On farm trials uniting information from precision technology are paving the future of dairy management, giving farmers easily accessible real-time information on cow health.
The unique Y-Ware project – run by the University of Nottingham and PrognostiX – is focusing on improving youngstock health, welfare and growth but has the capability to be rolled out to adult cows in the future, explains Dr Jasmeet Kaler, associate professor at the University of Nottingham. “The precision technology we are using monitors everything from temperature patterns to behaviour and growth rates, and we are using cutting edge machine learning techniques to develop algorithms to give early prediction of disease to producers.”

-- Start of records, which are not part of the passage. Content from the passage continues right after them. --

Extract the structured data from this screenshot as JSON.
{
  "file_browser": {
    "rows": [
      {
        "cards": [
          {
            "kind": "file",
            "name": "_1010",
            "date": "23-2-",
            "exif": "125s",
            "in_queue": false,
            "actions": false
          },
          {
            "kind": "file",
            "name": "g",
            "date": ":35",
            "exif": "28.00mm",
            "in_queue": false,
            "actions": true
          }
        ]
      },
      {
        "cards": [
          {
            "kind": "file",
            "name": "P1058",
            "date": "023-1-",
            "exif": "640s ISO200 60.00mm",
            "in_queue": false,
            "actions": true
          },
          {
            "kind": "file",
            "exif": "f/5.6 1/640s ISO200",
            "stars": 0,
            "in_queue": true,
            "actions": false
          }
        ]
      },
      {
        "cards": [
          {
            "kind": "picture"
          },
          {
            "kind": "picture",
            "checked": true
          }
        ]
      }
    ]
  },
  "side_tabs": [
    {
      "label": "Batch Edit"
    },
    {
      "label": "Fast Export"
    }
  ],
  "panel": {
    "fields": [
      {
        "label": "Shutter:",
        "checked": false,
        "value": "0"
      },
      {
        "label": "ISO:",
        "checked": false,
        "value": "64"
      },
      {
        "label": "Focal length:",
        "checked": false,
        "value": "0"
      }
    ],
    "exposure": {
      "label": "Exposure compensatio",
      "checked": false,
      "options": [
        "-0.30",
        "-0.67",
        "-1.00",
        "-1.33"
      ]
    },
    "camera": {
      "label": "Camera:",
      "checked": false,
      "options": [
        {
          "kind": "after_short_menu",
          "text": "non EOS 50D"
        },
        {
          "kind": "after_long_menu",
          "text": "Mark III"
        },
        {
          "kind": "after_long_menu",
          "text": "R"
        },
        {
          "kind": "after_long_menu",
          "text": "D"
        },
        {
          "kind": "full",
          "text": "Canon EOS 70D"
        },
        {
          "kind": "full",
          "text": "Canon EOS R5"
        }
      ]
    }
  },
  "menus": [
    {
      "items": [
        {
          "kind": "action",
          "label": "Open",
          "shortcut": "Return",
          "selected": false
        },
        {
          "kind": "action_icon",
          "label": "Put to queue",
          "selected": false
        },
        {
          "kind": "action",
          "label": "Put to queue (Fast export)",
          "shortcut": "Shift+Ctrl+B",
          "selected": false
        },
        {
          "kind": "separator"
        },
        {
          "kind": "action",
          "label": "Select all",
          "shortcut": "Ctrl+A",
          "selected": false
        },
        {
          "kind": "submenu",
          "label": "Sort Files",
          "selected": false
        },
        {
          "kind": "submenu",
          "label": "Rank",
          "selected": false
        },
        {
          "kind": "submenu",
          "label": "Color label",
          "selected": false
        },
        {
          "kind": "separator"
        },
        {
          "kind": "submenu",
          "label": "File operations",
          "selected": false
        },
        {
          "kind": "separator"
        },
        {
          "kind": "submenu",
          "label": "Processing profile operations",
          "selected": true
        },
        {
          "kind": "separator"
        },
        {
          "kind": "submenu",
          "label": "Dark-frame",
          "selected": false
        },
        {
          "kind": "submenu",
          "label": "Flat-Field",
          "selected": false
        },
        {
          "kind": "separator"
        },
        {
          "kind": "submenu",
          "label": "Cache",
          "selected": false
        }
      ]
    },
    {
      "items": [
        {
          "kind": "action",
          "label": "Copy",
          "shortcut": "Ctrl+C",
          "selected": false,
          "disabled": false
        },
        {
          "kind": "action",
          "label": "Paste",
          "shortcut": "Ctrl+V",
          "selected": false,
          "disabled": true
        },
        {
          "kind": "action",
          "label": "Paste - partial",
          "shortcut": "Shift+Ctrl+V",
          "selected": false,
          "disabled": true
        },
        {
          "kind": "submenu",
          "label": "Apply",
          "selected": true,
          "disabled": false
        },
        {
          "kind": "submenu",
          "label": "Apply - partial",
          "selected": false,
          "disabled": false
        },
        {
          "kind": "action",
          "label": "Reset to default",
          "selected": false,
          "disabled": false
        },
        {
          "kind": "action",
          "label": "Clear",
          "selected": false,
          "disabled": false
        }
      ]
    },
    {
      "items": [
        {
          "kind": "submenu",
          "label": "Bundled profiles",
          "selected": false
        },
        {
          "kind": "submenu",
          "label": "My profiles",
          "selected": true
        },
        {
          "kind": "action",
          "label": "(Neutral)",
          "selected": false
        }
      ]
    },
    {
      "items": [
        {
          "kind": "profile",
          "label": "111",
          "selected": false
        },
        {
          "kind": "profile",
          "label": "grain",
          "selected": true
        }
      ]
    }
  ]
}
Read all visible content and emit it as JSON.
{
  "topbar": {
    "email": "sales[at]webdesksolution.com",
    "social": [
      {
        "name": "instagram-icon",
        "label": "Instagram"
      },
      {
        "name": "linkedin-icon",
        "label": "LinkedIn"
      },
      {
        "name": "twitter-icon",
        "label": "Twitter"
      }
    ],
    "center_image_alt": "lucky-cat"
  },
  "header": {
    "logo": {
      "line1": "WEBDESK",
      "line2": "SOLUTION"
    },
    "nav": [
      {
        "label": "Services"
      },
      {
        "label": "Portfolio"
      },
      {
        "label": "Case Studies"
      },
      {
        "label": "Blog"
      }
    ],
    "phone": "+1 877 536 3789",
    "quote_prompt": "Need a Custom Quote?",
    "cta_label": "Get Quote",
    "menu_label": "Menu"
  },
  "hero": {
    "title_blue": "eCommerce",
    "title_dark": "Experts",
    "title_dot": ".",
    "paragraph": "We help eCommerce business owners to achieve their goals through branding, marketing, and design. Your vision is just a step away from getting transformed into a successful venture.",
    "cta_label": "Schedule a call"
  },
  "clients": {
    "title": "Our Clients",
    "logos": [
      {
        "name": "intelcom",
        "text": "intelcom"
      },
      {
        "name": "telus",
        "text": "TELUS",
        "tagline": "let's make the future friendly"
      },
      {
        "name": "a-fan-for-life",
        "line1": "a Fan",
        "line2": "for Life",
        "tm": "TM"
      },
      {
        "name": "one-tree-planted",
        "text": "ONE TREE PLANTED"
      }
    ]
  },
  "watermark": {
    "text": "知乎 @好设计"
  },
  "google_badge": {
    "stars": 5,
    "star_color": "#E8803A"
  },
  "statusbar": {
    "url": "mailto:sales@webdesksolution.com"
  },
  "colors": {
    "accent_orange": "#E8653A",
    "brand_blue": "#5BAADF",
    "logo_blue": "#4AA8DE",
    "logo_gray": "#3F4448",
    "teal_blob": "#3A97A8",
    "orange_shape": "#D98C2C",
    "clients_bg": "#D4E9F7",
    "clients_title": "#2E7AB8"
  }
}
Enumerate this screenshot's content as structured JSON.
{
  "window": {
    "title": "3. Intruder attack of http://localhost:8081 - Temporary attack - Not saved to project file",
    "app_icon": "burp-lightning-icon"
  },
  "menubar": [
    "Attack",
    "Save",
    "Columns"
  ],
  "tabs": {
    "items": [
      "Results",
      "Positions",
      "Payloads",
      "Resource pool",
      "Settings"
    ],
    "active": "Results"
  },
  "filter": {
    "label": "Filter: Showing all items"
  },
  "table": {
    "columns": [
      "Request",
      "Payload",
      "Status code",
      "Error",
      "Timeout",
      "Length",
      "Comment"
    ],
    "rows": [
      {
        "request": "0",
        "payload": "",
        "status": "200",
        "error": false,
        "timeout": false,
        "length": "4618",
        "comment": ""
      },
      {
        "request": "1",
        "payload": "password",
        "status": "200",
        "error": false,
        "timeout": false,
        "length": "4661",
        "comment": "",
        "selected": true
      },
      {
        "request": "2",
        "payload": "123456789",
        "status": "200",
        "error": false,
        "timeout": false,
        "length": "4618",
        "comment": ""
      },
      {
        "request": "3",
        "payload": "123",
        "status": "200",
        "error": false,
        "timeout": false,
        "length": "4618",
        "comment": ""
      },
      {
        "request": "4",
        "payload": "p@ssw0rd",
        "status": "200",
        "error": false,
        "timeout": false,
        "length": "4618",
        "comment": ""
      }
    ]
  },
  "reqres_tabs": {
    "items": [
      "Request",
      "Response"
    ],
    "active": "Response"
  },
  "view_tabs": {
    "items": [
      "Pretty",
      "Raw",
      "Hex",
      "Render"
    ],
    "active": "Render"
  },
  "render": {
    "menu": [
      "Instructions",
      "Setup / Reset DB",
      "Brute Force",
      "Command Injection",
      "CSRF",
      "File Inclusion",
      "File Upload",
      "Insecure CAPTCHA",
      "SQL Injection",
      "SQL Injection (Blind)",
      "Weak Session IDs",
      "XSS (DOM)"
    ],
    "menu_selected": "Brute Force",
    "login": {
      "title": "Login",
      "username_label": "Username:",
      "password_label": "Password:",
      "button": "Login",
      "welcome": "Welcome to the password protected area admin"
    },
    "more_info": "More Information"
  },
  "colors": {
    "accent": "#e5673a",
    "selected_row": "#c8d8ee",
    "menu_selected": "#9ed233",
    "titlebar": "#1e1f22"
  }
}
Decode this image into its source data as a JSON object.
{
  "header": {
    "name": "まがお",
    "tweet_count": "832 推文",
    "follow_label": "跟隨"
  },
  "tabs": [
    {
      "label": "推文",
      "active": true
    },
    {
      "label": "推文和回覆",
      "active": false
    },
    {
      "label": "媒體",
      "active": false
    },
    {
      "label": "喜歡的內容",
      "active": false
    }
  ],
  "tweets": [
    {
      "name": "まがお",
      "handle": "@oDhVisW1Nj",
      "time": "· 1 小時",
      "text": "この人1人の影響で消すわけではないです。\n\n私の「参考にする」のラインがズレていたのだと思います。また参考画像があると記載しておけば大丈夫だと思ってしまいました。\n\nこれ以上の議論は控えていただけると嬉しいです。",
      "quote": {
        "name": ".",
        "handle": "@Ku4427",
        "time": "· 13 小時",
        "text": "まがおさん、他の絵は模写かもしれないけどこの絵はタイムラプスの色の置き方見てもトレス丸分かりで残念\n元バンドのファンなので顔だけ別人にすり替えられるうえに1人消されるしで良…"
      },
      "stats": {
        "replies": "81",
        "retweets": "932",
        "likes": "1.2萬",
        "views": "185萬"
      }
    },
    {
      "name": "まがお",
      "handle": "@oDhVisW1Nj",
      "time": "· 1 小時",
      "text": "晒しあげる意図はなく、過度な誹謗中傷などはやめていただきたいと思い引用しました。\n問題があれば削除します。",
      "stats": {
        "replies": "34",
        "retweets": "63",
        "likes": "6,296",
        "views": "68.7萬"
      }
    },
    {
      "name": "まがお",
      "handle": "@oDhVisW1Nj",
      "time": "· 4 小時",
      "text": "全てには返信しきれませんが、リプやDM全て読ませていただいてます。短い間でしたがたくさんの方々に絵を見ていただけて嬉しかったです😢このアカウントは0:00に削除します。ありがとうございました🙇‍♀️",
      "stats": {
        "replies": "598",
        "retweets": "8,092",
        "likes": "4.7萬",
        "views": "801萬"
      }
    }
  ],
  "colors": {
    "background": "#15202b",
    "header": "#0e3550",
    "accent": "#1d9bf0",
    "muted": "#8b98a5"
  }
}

Now being trialled at Henscott Barton, Holsworthy, Devon, the Y-Ware project combines data from environmental sensors, inter-ruminal devices and an automated weighing platform to give early disease warnings. The dairy has 400 cows and 200 head of young stock, 30 of which have been selected to take part in the trial, explains Keith Evans, technical director at PrognostiX.
The first step for the project was to install a mixture of sensors to the young stock housing and the parlour to ascertain environmental readings from the farm. These include a mix of temperature and humidity sensors as well as sense hubs that also detect Co2, lux and air pressure.
“The inter-ruminal devices were then installed to measure the calves’ temperature, which combined with environmental readings give a clear picture of animal health and housing suitability,” adds Mr Evans. The next development of the device will also include EID and is currently undergoing testing.
The automated weigh platform has been installed offering direct access to a water trough, meaning the youngstock walk over it regularly, with IDs and weights being sent to the bespoke software. As no human interaction is needed to use the platform, it reduces the risks and stresses associated with handling livestock.
“We are extremely fortunate that the farmer on this site sees the benefits of this technology and wants to improve his farm by using innovative systems that will lead to a more efficient system,” says Mr Evans. “He has learnt how the technology is used and works alongside his vet to understand that data and analyse what the readings mean for his calves.”
Using developments in radio-frequency identification technology (RFID), the system will be both easy to use and affordable, he explains. “It’s ‘plug and play’ technology. Basically, all users have to do is plug it in and it’s ready to go. No difficult installations or complex set-ups like other EID systems on the market.”
The project will run until September 2020, with the aim of making the technology commercially available within this time. “The first year has involved getting the technology ready as it is not off-the-shelf and has had to be specifically built,” says Dr Kaler. “Now we will be using all this data to train and develop algorithms to ensure it is robust before rolling it out.”
Results from the project are expected to become available from next year, while the Sense Hub, Comms Hub, RFID, antennae will soon be available to purchase.